their headquarters in Nampa, ID and attending an MAF event at the airport in Wichita. During both of these occasions I was introduced to the Quest Kodiak airplane being incorporated into their fleet. Little did I know this particular Kodiak would precede me on an unexpected journey.
The Kodiak by Quest Aviation can take off in 800 ft. with 7,500 lbs gross weight was developed specifically for the unique needs of mission aviation.
Kodiak First Flight
The MAF event in Wichita was a “cold call” for me. I knew none of the other local supporters. At the event, I had a warm conversation with the President and CEO, John Boyd who queried me about my relationship with aviation in general and MAF specifically. I gave the short version of my bio to which he responded, in a lovely accent “Nancy you would so enjoy volunteering in the hangar at MAF”.
I knew that would be the case, but in all honesty, Nampa, just outside Boise, ID is not on the way to anywhere and was not, at the time, on my list of places to go this year. Yet, the desire got stuck in my soul and I got to take a flight in the Kodiak. I suppose it watered the seed that had been planted many years before.
At Wichita Eisenhower Airport
The Kodiak Calls
A short time later, I discovered that My mother, her brother and their spouses were going to attend an annual Idaho Rightmeier family picnic in August. i was invited as well. I realized I might be able to bundle these two worthy events into one trip. I applied to be an MAF volunteer, was approved to work in the fabrication shop, booked my tickets and headed northwest.
The week at the fabrication shop hit a chord in my soul I was unaware existed. It hearkened back to the days I spent at the family auto parts, machine shop, salvage yard – except with airplane parts. Of course Daddy had his EAA Bi-plane project setting in the shop as well, which he worked on as he could, so even that felt familiar.

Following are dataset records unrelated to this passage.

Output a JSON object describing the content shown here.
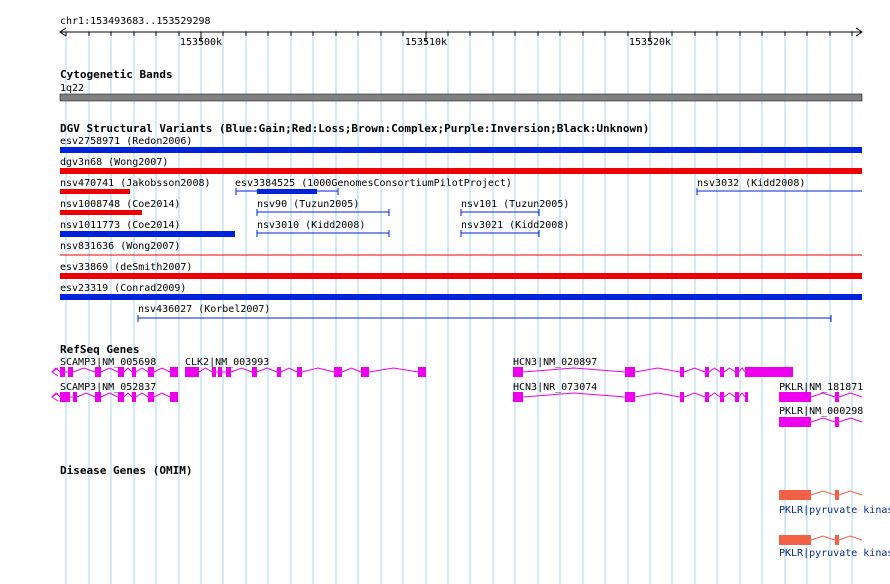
{
  "colors": {
    "grid": "#a8d4ea",
    "gain": "#0022dd",
    "loss": "#ee0000",
    "gene": "#ee00ee",
    "omim": "#f26045",
    "band": "#808080",
    "omim_label": "#0b2a8c"
  },
  "ruler": {
    "location": "chr1:153493683..153529298",
    "ticks": [
      "153500k",
      "153510k",
      "153520k"
    ]
  },
  "cytoband": {
    "title": "Cytogenetic Bands",
    "band": "1q22"
  },
  "dgv": {
    "title": "DGV Structural Variants (Blue:Gain;Red:Loss;Brown:Complex;Purple:Inversion;Black:Unknown)",
    "items": [
      {
        "label": "esv2758971 (Redon2006)",
        "type": "gain"
      },
      {
        "label": "dgv3n68 (Wong2007)",
        "type": "loss"
      },
      {
        "label": "nsv470741 (Jakobsson2008)",
        "type": "loss"
      },
      {
        "label": "esv3384525 (1000GenomesConsortiumPilotProject)",
        "type": "gain"
      },
      {
        "label": "nsv3032 (Kidd2008)",
        "type": "gain"
      },
      {
        "label": "nsv1008748 (Coe2014)",
        "type": "loss"
      },
      {
        "label": "nsv90 (Tuzun2005)",
        "type": "gain"
      },
      {
        "label": "nsv101 (Tuzun2005)",
        "type": "gain"
      },
      {
        "label": "nsv1011773 (Coe2014)",
        "type": "gain"
      },
      {
        "label": "nsv3010 (Kidd2008)",
        "type": "gain"
      },
      {
        "label": "nsv3021 (Kidd2008)",
        "type": "gain"
      },
      {
        "label": "nsv831636 (Wong2007)",
        "type": "loss"
      },
      {
        "label": "esv33869 (deSmith2007)",
        "type": "loss"
      },
      {
        "label": "esv23319 (Conrad2009)",
        "type": "gain"
      },
      {
        "label": "nsv436027 (Korbel2007)",
        "type": "gain"
      }
    ]
  },
  "refseq": {
    "title": "RefSeq Genes",
    "genes": [
      "SCAMP3|NM_005698",
      "CLK2|NM_003993",
      "HCN3|NM_020897",
      "SCAMP3|NM_052837",
      "HCN3|NR_073074",
      "PKLR|NM_181871",
      "PKLR|NM_000298"
    ]
  },
  "omim": {
    "title": "Disease Genes (OMIM)",
    "items": [
      "PKLR|pyruvate kinase",
      "PKLR|pyruvate kinase"
    ]
  }
}
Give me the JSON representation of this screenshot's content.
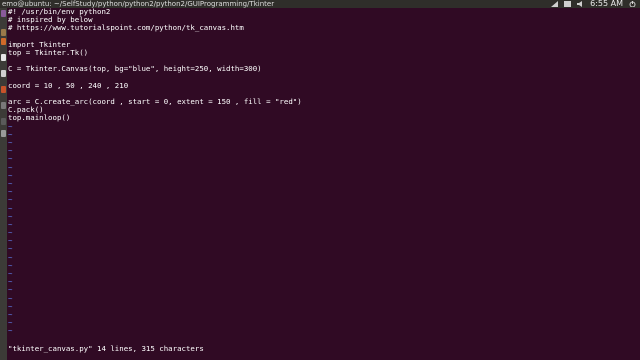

Being a new kid on the fabrication block, I was eased into various odd projects:
putting boxes of shipping records into order
sorting airplane parts into their bins and updating their locations on spreadsheets
parkerizing and oiling parts for the Kodiak Oleo strut repair kit
sanding and oiling boxes for those parts to go in
bead blasting parts
powder coating custom prop hub tools. (I want one of these machines!)
and cutting vinyl to be made into pitot tube covers.
It was energizing! I also got a second flight in the Kodiak. This time, we headed for the hills of Idaho and I got to see just how remarkable this airplane is on 12% plus grades and really short take offs and landings.
During the week, one of the shop overseers set me up to visit with the Advocate Wing Coordinator. It had been suggested to me before to consider being an advocate, but the timing was not right. Now it was. Becoming an advocate is a process. There is training, an interview and even a test in the form of a practice presentation that is recorded and sent in.
On the other hand, the support and materials provided an advocate is just as professional as every other part of this organization. I began setting up opportunities to speak right away along with my fellow local wing members. This was going to be an awesome year.
“Hi this is Tim. We met in Nampa in the break room. Your name came up in a conversation today. We need someone to help with the aircraft parts inventory conversion at our base in Indonesia and wonder if you could help”. (long pause while I process the questions racing through my brain). Tim goes on to explain what is needed and why my name came up. I am thinking:
passport – check
immunizations – check
calendar – flexible
After answering a few preliminary questions, I said, “I can’t think of a reason to say no”! Details needed to be sorted out as to timing, visa and a consultation with my spouse, but I left Walmart headed to Sentani, Papua Indonesia. Gasp! What will husband think? I sent him text. No Response. Hummm. Head spinning, I drove home. My husband came out of the house grinning from ear to ear. I knew he was on-board. So preparations began. I had asked for two things in the timing:
First. that the trip not interfere with Thanksgiving. My family had planned a large gathering this year. and my mother was adamant that David and I BOTH be there.
Second, that I be home in time for our 40th Wedding Anniversary December 17.
The Kodiak Leads
I left the day after Thanksgiving and returned at 10 PM the night before our special day. Three weeks and two days with a lifetime of experiences, including my 64th birthday (what a neat gift).
During my orientation, as we toured the hangar I was greeted by an old friend: the Kodiak I had first seen during my tour of headquarters in June of 2016 and first flew in Wichita. The same one I flew in a year later during my volunteer week. There she was with her new Indonesian name: PK-MEK, undergoing certification for her mission in her new home.
There are several posts centering on this trip. They fall under the “Flight” category of my Stonebridge.
My time and work in Indonesia pulled from multiple aspects of my life skills. God infused skills. It is stunning how God does this, if we allow Him access. Oh the adventures!